> torsdag den 21. november 2019 kl. 00.37.03 UTC+1 skrev John Larkin: >> On Wed, 20 Nov 2019 13:32:08 -0800 (PST), DemonicTubes >> <tlackie@gmail.com> wrote: >> >>> On Wednesday, November 20, 2019 at 7:24:21 AM UTC-7, jla...@highlandsniptechnology.com wrote: >>>> https://www.dropbox.com/s/gm0awkc0489s6om/T901_15.JPG?raw=1 >>>> >>>> I'm doing the placement on this one. I have the circuit in my head, >>>> and I know about the many electrical constraints, so it's easier to do >>>> the critical stuff myself, instead of trying to explain it all to my >>>> layout people. >>>> >>>> The issue now is, can this be done in 6 layers? Probably not, but only >>>> the FPGA-DDR3 bit really needs 8. The FPGA needs 5 pours: gnd, +3.3, >>>> +1.8. +1.5, +1. That will eat layers. >>>> >>>> The big empty areas will be filled in later, after I figure some more >>>> things out. My guy can try routing the dense part now. >>>> >>>> Placement is weird. You push and rotate things around in pretty much >>>> horrible chaos for a long while, then something crystallizes and it >>>> all starts to work. It might have randomly settled into some other, >>>> likely better, pattern if it was played with longer, or just started >>>> at another time or another sequence. That's profound somehow. >>>> >>>> >>>> >>>> >>>> -- >>>> >>>> John Larkin Highland Technology, Inc >>>> >>>> lunatic fringe electronics >>> >>> Looks like an unfortunate amount of crossings in your rats nest between the FPGA and RAM (that wouldn't be fixed by rotating). If you could mount the DDR3 on the back, it might save you a couple layers in routing. >> >> My layout guy is trying to route that now. >> >> The Artix7 FPGA doesn't have a hard DDR3 DRAM controller, but the >> tools can build one using the usual resources. Unfortunately, it picks >> the pins when it does that. Data lines can be arbirtarily swapped, >> within byte groups, but commands to the DRAM are sent over the address >> lines so they can't be swapped. >> >> If it's horrible to route, we could consider some swapping. >> >> The DDR has a minimum clock frequency, 300 MHz I think, so the address >> and data lines can't be arbitrarily long. For this case of a single >> DRAM chip, only one signal from the FPGA to the ram is explicitely >> terminated, the clock diff pair. That sure helps. >> >> It would be nice to have a small platform board that encapsulated the >> compute/FPGA core across multiple projects. We have used MicroZed a >> few times, but it wasn't a good fit here. >> > > https://www.aliexpress.com/item/1000006630084.html > > too big, or the connectors too pedestrian? >

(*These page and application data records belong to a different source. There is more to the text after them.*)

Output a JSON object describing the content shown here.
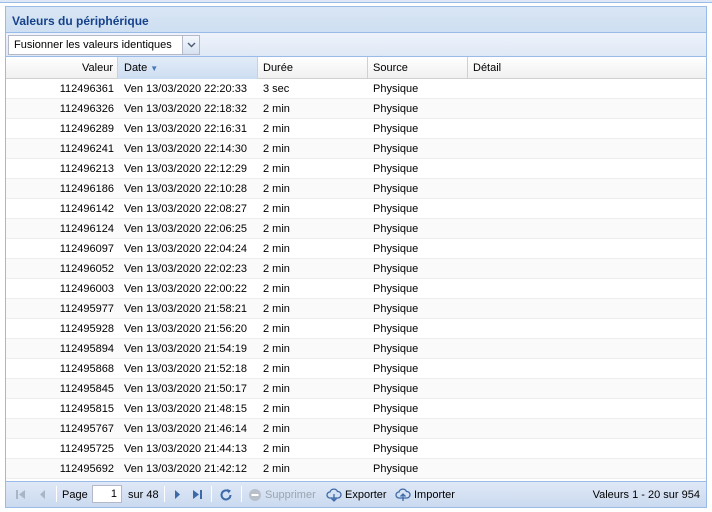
{
  "panel": {
    "title": "Valeurs du périphérique"
  },
  "toolbar": {
    "merge_select": "Fusionner les valeurs identiques"
  },
  "columns": {
    "valeur": "Valeur",
    "date": "Date",
    "duree": "Durée",
    "source": "Source",
    "detail": "Détail"
  },
  "rows": [
    {
      "valeur": "112496361",
      "date": "Ven 13/03/2020 22:20:33",
      "duree": "3 sec",
      "source": "Physique",
      "detail": ""
    },
    {
      "valeur": "112496326",
      "date": "Ven 13/03/2020 22:18:32",
      "duree": "2 min",
      "source": "Physique",
      "detail": ""
    },
    {
      "valeur": "112496289",
      "date": "Ven 13/03/2020 22:16:31",
      "duree": "2 min",
      "source": "Physique",
      "detail": ""
    },
    {
      "valeur": "112496241",
      "date": "Ven 13/03/2020 22:14:30",
      "duree": "2 min",
      "source": "Physique",
      "detail": ""
    },
    {
      "valeur": "112496213",
      "date": "Ven 13/03/2020 22:12:29",
      "duree": "2 min",
      "source": "Physique",
      "detail": ""
    },
    {
      "valeur": "112496186",
      "date": "Ven 13/03/2020 22:10:28",
      "duree": "2 min",
      "source": "Physique",
      "detail": ""
    },
    {
      "valeur": "112496142",
      "date": "Ven 13/03/2020 22:08:27",
      "duree": "2 min",
      "source": "Physique",
      "detail": ""
    },
    {
      "valeur": "112496124",
      "date": "Ven 13/03/2020 22:06:25",
      "duree": "2 min",
      "source": "Physique",
      "detail": ""
    },
    {
      "valeur": "112496097",
      "date": "Ven 13/03/2020 22:04:24",
      "duree": "2 min",
      "source": "Physique",
      "detail": ""
    },
    {
      "valeur": "112496052",
      "date": "Ven 13/03/2020 22:02:23",
      "duree": "2 min",
      "source": "Physique",
      "detail": ""
    },
    {
      "valeur": "112496003",
      "date": "Ven 13/03/2020 22:00:22",
      "duree": "2 min",
      "source": "Physique",
      "detail": ""
    },
    {
      "valeur": "112495977",
      "date": "Ven 13/03/2020 21:58:21",
      "duree": "2 min",
      "source": "Physique",
      "detail": ""
    },
    {
      "valeur": "112495928",
      "date": "Ven 13/03/2020 21:56:20",
      "duree": "2 min",
      "source": "Physique",
      "detail": ""
    },
    {
      "valeur": "112495894",
      "date": "Ven 13/03/2020 21:54:19",
      "duree": "2 min",
      "source": "Physique",
      "detail": ""
    },
    {
      "valeur": "112495868",
      "date": "Ven 13/03/2020 21:52:18",
      "duree": "2 min",
      "source": "Physique",
      "detail": ""
    },
    {
      "valeur": "112495845",
      "date": "Ven 13/03/2020 21:50:17",
      "duree": "2 min",
      "source": "Physique",
      "detail": ""
    },
    {
      "valeur": "112495815",
      "date": "Ven 13/03/2020 21:48:15",
      "duree": "2 min",
      "source": "Physique",
      "detail": ""
    },
    {
      "valeur": "112495767",
      "date": "Ven 13/03/2020 21:46:14",
      "duree": "2 min",
      "source": "Physique",
      "detail": ""
    },
    {
      "valeur": "112495725",
      "date": "Ven 13/03/2020 21:44:13",
      "duree": "2 min",
      "source": "Physique",
      "detail": ""
    },
    {
      "valeur": "112495692",
      "date": "Ven 13/03/2020 21:42:12",
      "duree": "2 min",
      "source": "Physique",
      "detail": ""
    }
  ],
  "pager": {
    "page_label": "Page",
    "page_value": "1",
    "of_label": "sur 48",
    "delete_label": "Supprimer",
    "export_label": "Exporter",
    "import_label": "Importer",
    "status": "Valeurs 1 - 20 sur 954"
  },
  "colors": {
    "title": "#15428b",
    "border": "#99bbe8",
    "accent_icon": "#4a78b8",
    "disabled": "#9aa4b0"
  },
  "icons": [
    "chevron-down-icon",
    "sort-desc-icon",
    "first-page-icon",
    "prev-page-icon",
    "next-page-icon",
    "last-page-icon",
    "refresh-icon",
    "delete-icon",
    "export-icon",
    "import-icon"
  ]
}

I found those the other day - have you used them ? If John fancied something a bit more mainstream these look nice: https://shop.trenz-electronic.de/en/TE0710-02-35-2IF-Dual-fast-Ethernet-Artix-Module-with-Xilinx-Artix-7-35T-ind.-temp.-range MK